[Items from a dataset]

---*---

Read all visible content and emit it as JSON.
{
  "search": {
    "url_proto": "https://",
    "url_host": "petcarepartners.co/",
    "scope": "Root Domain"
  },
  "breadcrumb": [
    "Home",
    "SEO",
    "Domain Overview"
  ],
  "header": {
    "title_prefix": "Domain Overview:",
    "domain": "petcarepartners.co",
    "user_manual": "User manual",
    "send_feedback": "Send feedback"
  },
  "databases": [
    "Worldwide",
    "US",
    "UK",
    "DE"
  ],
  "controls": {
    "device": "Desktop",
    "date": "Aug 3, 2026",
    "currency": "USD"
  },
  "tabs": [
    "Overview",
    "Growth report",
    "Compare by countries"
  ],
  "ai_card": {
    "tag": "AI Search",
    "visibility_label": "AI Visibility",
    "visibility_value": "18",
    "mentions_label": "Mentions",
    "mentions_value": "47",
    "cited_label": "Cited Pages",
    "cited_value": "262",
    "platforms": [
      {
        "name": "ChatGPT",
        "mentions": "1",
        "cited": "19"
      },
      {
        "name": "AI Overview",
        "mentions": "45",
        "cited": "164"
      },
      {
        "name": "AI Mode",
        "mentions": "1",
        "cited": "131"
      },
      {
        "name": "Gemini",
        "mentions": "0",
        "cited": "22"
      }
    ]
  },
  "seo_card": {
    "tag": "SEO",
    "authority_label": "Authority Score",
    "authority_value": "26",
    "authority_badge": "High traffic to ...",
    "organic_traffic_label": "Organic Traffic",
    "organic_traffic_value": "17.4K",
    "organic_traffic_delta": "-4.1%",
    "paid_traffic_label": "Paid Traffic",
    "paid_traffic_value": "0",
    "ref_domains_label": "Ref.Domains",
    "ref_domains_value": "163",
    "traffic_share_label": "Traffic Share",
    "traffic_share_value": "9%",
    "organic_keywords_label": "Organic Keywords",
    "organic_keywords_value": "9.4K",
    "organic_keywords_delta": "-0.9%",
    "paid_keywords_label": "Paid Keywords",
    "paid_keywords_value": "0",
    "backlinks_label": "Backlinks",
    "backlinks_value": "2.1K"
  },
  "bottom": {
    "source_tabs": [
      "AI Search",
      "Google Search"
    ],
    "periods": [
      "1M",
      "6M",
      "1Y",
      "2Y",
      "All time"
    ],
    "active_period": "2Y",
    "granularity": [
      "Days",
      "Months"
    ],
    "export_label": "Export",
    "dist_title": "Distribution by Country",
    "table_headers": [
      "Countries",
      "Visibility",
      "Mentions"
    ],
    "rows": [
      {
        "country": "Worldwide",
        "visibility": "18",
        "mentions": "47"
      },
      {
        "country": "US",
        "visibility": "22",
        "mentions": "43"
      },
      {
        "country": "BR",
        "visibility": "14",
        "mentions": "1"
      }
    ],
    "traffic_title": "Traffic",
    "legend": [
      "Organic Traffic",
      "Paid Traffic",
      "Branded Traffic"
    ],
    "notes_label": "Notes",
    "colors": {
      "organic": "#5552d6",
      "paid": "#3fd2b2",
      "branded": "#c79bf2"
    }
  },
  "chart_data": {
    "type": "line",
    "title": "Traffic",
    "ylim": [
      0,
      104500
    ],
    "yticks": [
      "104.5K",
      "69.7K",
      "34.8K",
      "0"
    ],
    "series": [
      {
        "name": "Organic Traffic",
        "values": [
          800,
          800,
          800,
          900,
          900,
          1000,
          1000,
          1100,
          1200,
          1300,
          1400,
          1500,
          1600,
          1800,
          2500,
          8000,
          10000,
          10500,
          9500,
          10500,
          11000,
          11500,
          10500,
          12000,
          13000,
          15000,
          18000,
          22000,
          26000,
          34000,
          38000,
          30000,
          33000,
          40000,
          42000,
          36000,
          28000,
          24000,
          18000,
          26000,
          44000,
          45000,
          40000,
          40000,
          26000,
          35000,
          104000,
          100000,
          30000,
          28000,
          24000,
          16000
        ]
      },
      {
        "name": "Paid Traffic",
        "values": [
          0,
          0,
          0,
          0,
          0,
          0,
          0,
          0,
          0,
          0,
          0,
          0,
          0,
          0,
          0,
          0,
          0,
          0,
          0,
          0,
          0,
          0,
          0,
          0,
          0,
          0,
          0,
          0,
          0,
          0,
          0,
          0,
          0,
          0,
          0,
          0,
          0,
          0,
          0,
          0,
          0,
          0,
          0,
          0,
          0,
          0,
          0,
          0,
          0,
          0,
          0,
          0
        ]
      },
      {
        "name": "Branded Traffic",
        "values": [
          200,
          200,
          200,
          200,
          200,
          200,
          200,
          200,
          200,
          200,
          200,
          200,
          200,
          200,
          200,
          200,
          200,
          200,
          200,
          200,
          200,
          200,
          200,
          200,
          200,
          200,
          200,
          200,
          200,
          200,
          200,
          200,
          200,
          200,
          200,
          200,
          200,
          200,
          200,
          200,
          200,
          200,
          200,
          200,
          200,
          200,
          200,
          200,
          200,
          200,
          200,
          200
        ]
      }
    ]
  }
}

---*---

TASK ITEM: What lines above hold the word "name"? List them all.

EXERCISE SOLUTION:
        "name": "ChatGPT",
        "name": "AI Overview",
        "name": "AI Mode",
        "name": "Gemini",
        "name": "Organic Traffic",
        "name": "Paid Traffic",
        "name": "Branded Traffic",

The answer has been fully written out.